In April, I watched Gruevski deliver a press conference at VMRO’s headquarters in Skopje. He was doing so in the capacity of a private individual; last June, under pressure from the EU, Gruevski stepped down from power in the midst of a vast wiretapping scandal that has marred Macedonia in political chaos for over a year now.
He struck me as a rather buffoonish man—a Balkan politician sodden with a power whose source, geography, he misattributed to his own abilities. His small frame bobbed around the podium as a phalanx of state-approved media jostled their hands in the air. What did he think about the refugee crisis? Macedonia was defending the EU from itself. What about the EU forcing him out of power? It was a NATO ploy to undermine Macedonia. Did he worry about the prospects of losing at the polls? No, the opposition was bankrolled by George Soros’s Open Society Foundations. Gruevski spoke unhurriedly and with no great attempt at conviction.

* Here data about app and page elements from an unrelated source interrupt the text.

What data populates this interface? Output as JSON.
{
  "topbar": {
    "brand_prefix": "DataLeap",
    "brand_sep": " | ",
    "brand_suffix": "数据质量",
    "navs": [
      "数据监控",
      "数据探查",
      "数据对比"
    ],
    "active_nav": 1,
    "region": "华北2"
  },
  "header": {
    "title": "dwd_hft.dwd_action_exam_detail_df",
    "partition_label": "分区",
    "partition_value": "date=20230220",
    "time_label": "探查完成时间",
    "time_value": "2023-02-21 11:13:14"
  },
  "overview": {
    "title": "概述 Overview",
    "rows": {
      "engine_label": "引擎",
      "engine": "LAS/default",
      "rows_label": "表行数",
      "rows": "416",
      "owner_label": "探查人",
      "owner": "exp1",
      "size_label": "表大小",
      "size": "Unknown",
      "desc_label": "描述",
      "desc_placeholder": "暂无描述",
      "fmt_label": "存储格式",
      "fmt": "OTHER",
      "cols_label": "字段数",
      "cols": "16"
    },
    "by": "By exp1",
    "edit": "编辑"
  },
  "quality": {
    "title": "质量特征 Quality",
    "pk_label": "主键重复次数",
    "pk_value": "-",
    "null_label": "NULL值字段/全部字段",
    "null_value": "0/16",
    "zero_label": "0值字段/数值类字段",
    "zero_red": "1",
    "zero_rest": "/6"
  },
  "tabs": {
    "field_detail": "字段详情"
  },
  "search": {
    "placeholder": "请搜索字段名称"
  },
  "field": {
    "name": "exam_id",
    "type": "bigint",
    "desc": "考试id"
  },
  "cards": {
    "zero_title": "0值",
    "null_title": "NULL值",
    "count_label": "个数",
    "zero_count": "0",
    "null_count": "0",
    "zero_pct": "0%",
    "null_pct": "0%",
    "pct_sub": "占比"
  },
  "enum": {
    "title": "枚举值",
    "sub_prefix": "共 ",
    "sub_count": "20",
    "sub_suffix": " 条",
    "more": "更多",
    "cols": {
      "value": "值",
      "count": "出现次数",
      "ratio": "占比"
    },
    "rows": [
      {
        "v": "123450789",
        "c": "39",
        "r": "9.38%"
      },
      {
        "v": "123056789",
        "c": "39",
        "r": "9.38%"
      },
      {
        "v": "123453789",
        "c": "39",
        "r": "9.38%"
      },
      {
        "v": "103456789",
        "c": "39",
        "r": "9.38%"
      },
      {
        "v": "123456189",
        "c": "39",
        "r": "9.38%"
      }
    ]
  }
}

As he saw it, it was merely the banal truth.
IN 2003, Gruevski became the head of VMRO. “He was just a technocrat. Unconfrontational, uninterested in history or politics,” the party’s founder, Ljubčo Georgievski, the former Macedonian prime minister, told me. By the time Gruevski became prime minister three years later, Georgievski and the old Yugoslav generation within VMRO had been cleared out. Gruevski brought in Macedonians from the diaspora who grasped how to build the rudiments of a market economy. The Ministry of Foreign Investment went to Vele Samak, a former Microsoft executive from Seattle, and Gligor Tashkovich, the former manager of an oil pipeline in Bulgaria. Information Technology went to Ivo Ivanovski, a former IT manager of a Plexiglas company in Ohio. Immediately surrounding Gruevski is a small circle of advisers known throughout Macedonia as the Familija. His best man, Zoran Stavreski, a six-year veteran of the World Bank, runs Macedonia’s economy. His cousin, Sašo Mijalkov, a security consultant who allegedly oversaw a labyrinth of criminal enterprises in the Czech Republic throughout the 1990s, is his spy chief. No one has accused Gruevski of shirking duties toward clan and kin.